[Exercise directions]:
Check each line of the records below for the string "selection", then state how many lines contain it, with no other output.
─── Material for this task ───
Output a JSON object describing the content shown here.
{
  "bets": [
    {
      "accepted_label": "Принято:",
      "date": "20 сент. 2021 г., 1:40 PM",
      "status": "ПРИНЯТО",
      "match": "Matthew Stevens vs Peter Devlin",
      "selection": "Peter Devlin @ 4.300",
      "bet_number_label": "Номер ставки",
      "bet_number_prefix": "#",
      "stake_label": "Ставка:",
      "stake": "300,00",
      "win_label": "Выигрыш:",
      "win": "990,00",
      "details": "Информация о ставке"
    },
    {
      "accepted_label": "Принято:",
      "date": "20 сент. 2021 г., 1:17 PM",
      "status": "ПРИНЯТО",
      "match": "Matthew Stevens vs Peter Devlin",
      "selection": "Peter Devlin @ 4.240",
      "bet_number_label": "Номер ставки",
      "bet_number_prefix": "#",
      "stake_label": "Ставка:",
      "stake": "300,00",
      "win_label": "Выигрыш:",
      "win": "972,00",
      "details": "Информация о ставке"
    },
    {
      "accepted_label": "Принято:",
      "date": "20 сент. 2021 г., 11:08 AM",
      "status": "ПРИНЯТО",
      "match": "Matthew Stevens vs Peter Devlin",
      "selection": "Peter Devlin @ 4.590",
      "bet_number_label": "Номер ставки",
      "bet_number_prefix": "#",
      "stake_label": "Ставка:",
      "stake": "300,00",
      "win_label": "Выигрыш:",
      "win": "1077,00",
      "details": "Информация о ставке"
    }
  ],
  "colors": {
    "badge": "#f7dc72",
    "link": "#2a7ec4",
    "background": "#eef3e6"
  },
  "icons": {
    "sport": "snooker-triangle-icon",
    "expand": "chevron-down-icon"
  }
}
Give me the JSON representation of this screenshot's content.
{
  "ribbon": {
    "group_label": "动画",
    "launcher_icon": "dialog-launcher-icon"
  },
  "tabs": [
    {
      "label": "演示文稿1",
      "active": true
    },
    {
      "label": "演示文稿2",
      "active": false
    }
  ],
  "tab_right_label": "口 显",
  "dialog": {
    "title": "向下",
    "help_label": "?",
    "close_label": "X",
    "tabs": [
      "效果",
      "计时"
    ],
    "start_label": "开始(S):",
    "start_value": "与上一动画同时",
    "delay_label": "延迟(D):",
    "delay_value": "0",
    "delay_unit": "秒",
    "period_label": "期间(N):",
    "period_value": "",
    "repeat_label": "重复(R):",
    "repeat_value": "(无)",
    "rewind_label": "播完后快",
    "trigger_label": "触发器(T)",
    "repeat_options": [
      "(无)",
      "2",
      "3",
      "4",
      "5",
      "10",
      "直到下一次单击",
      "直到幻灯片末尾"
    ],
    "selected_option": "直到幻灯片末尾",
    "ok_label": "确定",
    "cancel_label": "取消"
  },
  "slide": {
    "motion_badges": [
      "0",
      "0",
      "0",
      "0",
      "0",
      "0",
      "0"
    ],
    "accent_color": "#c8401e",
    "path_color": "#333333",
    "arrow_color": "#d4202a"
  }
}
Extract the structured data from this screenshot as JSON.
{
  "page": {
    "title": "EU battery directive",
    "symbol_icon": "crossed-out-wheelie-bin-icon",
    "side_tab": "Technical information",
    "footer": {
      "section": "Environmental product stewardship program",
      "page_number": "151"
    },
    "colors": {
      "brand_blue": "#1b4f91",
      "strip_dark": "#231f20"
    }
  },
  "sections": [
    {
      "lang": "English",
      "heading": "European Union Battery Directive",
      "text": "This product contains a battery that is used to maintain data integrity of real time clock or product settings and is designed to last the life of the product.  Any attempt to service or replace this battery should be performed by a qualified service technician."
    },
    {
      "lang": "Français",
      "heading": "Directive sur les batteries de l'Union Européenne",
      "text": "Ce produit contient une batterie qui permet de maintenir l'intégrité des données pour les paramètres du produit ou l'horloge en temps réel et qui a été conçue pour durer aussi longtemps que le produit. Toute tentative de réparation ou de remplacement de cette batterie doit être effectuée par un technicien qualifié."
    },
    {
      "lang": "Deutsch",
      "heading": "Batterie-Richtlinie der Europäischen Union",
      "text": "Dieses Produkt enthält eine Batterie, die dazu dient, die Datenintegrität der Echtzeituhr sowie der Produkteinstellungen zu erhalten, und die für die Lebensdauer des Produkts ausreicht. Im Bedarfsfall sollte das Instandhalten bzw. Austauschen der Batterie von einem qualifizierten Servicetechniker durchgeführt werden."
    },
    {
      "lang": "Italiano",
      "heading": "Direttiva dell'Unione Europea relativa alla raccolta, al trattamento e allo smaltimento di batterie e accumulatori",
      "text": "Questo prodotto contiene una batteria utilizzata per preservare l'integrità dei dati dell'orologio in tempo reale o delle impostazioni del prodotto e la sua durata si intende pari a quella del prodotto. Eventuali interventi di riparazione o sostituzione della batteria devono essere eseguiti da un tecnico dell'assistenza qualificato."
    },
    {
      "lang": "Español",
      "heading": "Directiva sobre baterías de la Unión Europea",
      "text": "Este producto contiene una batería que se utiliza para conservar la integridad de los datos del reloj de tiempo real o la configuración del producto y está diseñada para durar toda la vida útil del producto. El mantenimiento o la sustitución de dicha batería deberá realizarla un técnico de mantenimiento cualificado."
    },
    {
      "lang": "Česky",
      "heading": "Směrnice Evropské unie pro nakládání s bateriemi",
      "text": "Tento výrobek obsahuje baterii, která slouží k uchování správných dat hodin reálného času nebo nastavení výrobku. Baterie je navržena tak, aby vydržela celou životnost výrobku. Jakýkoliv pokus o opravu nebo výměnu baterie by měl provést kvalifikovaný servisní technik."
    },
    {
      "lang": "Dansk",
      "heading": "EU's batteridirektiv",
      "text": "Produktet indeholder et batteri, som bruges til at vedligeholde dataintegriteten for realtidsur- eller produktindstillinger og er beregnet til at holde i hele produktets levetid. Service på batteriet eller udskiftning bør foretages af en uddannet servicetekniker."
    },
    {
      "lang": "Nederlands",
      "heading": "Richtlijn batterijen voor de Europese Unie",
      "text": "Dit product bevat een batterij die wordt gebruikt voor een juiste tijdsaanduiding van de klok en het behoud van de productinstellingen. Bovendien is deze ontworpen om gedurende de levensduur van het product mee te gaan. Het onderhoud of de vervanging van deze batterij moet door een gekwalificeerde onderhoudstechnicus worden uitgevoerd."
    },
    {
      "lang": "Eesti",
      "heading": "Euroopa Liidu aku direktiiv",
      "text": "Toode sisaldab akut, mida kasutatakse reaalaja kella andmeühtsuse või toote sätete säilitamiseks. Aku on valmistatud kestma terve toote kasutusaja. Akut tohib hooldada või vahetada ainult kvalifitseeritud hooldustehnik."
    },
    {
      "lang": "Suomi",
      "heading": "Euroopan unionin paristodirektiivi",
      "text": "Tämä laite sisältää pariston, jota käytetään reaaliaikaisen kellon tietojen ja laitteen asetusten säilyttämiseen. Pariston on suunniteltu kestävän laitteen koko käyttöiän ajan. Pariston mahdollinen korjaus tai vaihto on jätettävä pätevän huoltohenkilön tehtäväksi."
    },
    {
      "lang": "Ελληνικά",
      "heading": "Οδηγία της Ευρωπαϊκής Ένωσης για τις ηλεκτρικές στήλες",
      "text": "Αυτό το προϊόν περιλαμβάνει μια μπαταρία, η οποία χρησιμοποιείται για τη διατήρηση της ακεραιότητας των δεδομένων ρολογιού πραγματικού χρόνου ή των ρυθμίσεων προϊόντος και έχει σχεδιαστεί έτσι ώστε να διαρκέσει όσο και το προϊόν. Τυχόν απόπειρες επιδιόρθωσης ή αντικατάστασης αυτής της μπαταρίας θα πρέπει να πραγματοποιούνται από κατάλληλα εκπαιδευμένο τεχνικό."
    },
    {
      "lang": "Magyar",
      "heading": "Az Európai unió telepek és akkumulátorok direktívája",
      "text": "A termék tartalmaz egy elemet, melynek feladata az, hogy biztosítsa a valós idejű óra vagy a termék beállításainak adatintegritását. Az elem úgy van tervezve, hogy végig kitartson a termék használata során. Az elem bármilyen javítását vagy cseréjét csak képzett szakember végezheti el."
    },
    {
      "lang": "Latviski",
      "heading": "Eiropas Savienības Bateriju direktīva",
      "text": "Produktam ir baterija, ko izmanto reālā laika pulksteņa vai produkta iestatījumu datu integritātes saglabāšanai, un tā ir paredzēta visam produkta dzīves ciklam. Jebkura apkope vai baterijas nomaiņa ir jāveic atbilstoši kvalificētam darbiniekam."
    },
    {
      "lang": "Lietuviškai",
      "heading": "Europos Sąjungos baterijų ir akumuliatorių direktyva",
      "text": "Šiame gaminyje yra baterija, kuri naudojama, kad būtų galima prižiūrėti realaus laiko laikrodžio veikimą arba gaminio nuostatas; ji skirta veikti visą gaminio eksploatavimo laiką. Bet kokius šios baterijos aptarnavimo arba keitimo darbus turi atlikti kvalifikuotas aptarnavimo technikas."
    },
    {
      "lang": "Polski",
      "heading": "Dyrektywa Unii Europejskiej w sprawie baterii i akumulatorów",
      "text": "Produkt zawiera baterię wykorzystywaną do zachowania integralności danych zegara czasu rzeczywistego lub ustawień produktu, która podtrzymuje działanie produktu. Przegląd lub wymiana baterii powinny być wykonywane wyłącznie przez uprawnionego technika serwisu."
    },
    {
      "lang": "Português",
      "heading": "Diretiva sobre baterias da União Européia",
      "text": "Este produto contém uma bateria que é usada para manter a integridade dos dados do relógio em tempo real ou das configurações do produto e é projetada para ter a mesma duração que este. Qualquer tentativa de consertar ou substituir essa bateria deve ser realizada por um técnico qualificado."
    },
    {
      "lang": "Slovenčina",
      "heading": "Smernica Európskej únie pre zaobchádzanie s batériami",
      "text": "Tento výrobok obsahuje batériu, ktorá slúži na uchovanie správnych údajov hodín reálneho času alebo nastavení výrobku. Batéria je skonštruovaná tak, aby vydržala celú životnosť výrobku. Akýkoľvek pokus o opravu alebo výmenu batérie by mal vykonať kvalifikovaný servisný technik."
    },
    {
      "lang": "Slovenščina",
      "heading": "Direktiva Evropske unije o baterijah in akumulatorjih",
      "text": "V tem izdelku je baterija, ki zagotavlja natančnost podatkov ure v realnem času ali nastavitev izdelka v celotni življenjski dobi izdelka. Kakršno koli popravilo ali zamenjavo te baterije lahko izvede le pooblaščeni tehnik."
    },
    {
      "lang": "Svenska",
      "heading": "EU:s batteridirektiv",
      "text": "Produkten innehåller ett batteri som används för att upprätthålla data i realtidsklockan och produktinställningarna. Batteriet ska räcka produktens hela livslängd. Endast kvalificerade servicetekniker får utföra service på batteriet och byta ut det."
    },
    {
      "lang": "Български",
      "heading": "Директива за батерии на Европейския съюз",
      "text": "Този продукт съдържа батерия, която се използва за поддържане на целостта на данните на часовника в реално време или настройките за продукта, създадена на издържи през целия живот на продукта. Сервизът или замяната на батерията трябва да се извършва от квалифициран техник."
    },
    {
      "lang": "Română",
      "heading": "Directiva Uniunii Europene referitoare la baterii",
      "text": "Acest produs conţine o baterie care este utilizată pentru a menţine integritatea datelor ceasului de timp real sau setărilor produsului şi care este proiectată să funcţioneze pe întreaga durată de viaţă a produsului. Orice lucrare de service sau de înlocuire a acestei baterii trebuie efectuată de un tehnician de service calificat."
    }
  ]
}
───
[Exercise output]:
3